Podcasts & RSS Feeds
Most Active Stories
Mon March 5, 2012
New Leadership For Connecticut Innovations
Connecticut Innovations has a new chief executive officer in charge of a potential merger and a much larger investment portfolio. Claire Leonardi spoke to WNPR’s Sujata Srinivasan on how she plans to shake up the organization.
Claire Leonardi brings more than 30 years of experience in the financial services industry to her new job as CEO of Connecticut Innovations – or CI – a state-funded organization in Rocky Hill that invests in advanced technology ventures.
"I think that I would be considered a very collaborative leader. I love leading by example and I love working with people."
Those are traits that will be needed in ample measure as Leonardi attempts to identify and manage a much larger portfolio of companies, as a result of the jobs bill passed last year. State lawmakers have effectively doubled CI’s budget, adding another $125 million in investment capital over the next five years. CI will also attract an additional $50 million or so per year from the private sector. Because start-up companies have a high risk of failure, Leonardi is planning a strategy of greater diversification.

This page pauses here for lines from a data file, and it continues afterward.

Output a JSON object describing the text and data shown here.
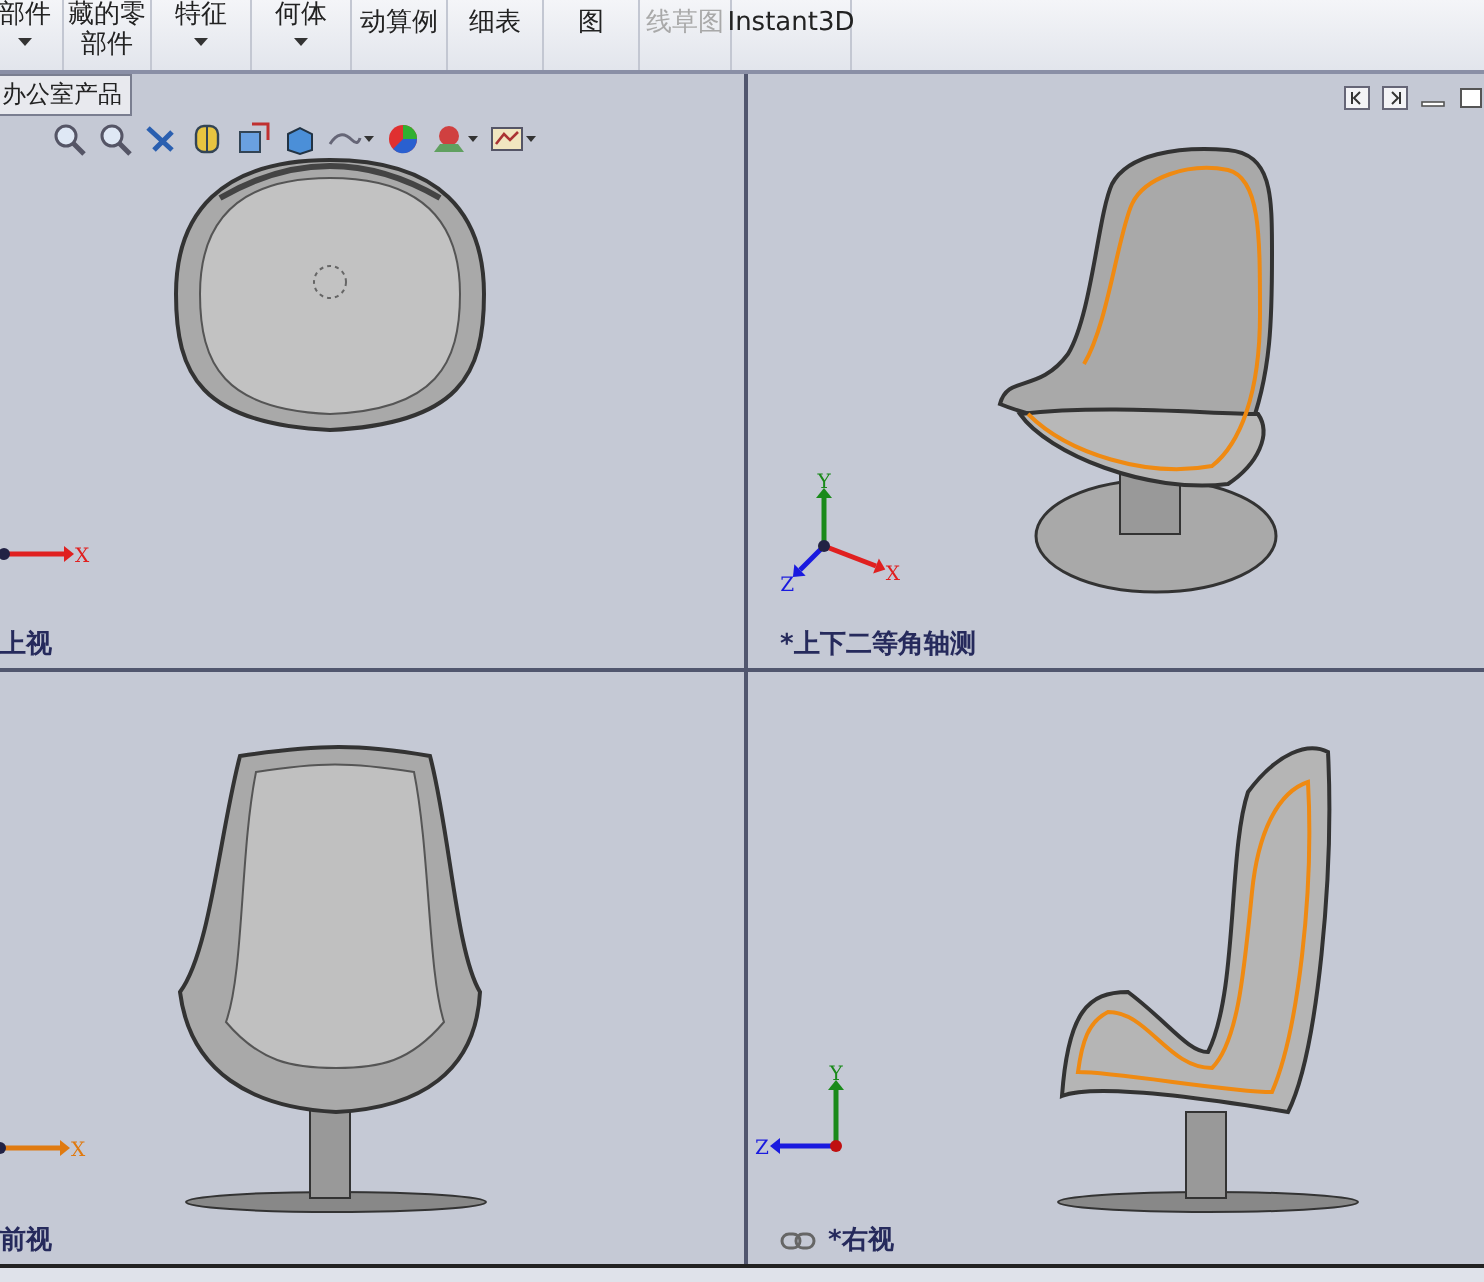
{
  "toolbar": {
    "buttons": [
      {
        "lines": [
          "部件"
        ],
        "dropdown": true,
        "disabled": false
      },
      {
        "lines": [
          "藏的零",
          "部件"
        ],
        "dropdown": false,
        "disabled": false
      },
      {
        "lines": [
          "特征"
        ],
        "dropdown": true,
        "disabled": false
      },
      {
        "lines": [
          "何体"
        ],
        "dropdown": true,
        "disabled": false
      },
      {
        "lines": [
          "动算例"
        ],
        "dropdown": false,
        "disabled": false
      },
      {
        "lines": [
          "细表"
        ],
        "dropdown": false,
        "disabled": false
      },
      {
        "lines": [
          "图"
        ],
        "dropdown": false,
        "disabled": false
      },
      {
        "lines": [
          "线草图"
        ],
        "dropdown": false,
        "disabled": true
      },
      {
        "lines": [
          "Instant3D"
        ],
        "dropdown": false,
        "disabled": false
      }
    ]
  },
  "document_tab": {
    "label": "办公室产品"
  },
  "viewports": [
    {
      "kind": "top",
      "label": "上视",
      "linked": false,
      "triad": [
        {
          "kind": "x",
          "label": "X"
        }
      ]
    },
    {
      "kind": "iso",
      "label": "*上下二等角轴测",
      "linked": false,
      "triad": [
        {
          "kind": "y",
          "label": "Y"
        },
        {
          "kind": "x",
          "label": "X"
        },
        {
          "kind": "z",
          "label": "Z"
        }
      ]
    },
    {
      "kind": "front",
      "label": "前视",
      "linked": false,
      "triad": [
        {
          "kind": "x",
          "label": "X"
        }
      ]
    },
    {
      "kind": "right",
      "label": "*右视",
      "linked": true,
      "triad": [
        {
          "kind": "y",
          "label": "Y"
        },
        {
          "kind": "z",
          "label": "Z"
        }
      ]
    }
  ]
}
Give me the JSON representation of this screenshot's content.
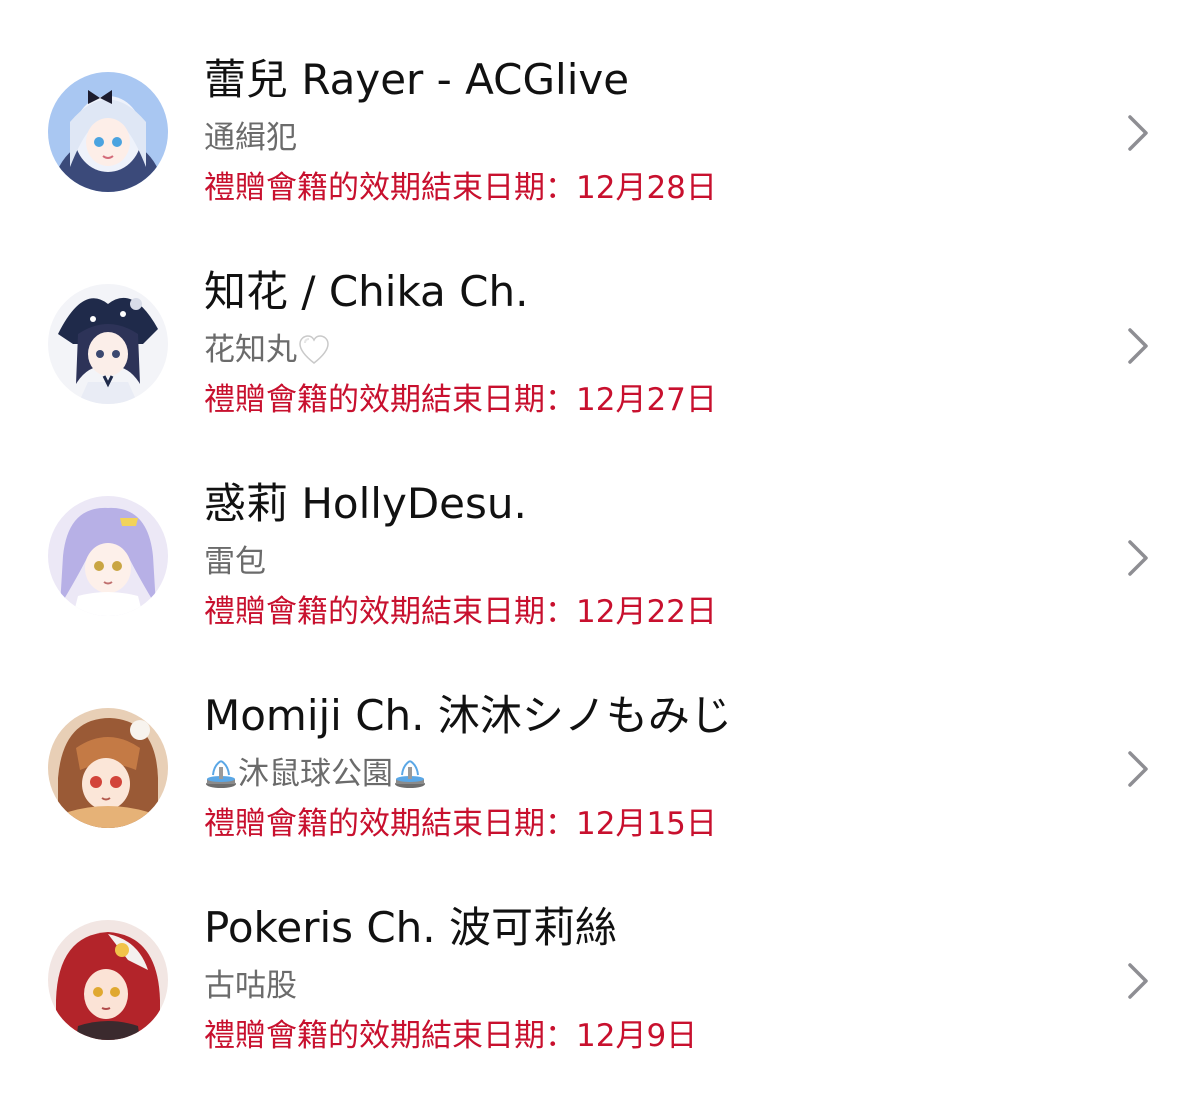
{
  "accent_color": "#c8102e",
  "items": [
    {
      "name": "蕾兒 Rayer - ACGlive",
      "subtitle": "通緝犯",
      "expiry": "禮贈會籍的效期結束日期：12月28日",
      "avatar_icon": "avatar-rayer"
    },
    {
      "name": "知花 / Chika Ch.",
      "subtitle": "花知丸",
      "subtitle_icon": "white-heart-icon",
      "expiry": "禮贈會籍的效期結束日期：12月27日",
      "avatar_icon": "avatar-chika"
    },
    {
      "name": "惑莉 HollyDesu.",
      "subtitle": "雷包",
      "expiry": "禮贈會籍的效期結束日期：12月22日",
      "avatar_icon": "avatar-holly"
    },
    {
      "name": "Momiji Ch. 沐沐シノもみじ",
      "subtitle": "沐鼠球公園",
      "subtitle_icon": "fountain-icon",
      "expiry": "禮贈會籍的效期結束日期：12月15日",
      "avatar_icon": "avatar-momiji"
    },
    {
      "name": "Pokeris Ch. 波可莉絲",
      "subtitle": "古咕股",
      "expiry": "禮贈會籍的效期結束日期：12月9日",
      "avatar_icon": "avatar-pokeris"
    }
  ]
}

"I would be very disappointed if, after a certain period of time, we didn't have a very diversified portfolio. I think that there’s a great risk if you’re all in one category of business."
This means CI has to change the way it looks at the marketplace. As of now, its portfolio is almost entirely made up of IT and bioscience companies. Only a tiny portion – around eight percent – is allocated to firms in other sectors. The problem is there aren’t that many new, viable IT and bioscience ventures in Connecticut that can absorb all of CI’s funding. That’s why Leonardi is looking at other areas.
"I think that CI is best known for high technology, bioscience, and what I would like to see us do is to really look at all kinds of innovation. You can have an innovative process. It could be a new way to look at payment systems across the insurance industry. It could be healthcare-related types of businesses. That’s where we’ll get some of our deal flow."
Helping existing companies grow is also high on her list of priorities.
"Part of CI’s mission overall when it was chartered was to promote innovation in existing companies. And that is one of the things that I would like to focus on. I think that we do have to focus on helping our companies become more international and sell their products throughout the world. I mean, it’s a global economy."
Leonardi is planning to expand the reach of the Connecticut Development Authority – or CDA – which will be integrated into CI. Currently the authority provides debt financing for more established businesses in the state. Its merger with CI is subject to approval by the legislature.
"CDA has focused a lot of its efforts on company rescues. There is a great opportunity to have CDA address a broader part of the market. Companies may need assistance in doing things like investing in their manufacturing processes to make them much more competitive over time and develop a better product or save money."
Leonardi says CI’s performance will be measured by what she calls a double bottom line – the rate of return on its investments and economic benefits to the state from new jobs, innovative goods and services for domestic and export markets, and profitability.
For WNPR, I’m Sujata Srinivasan.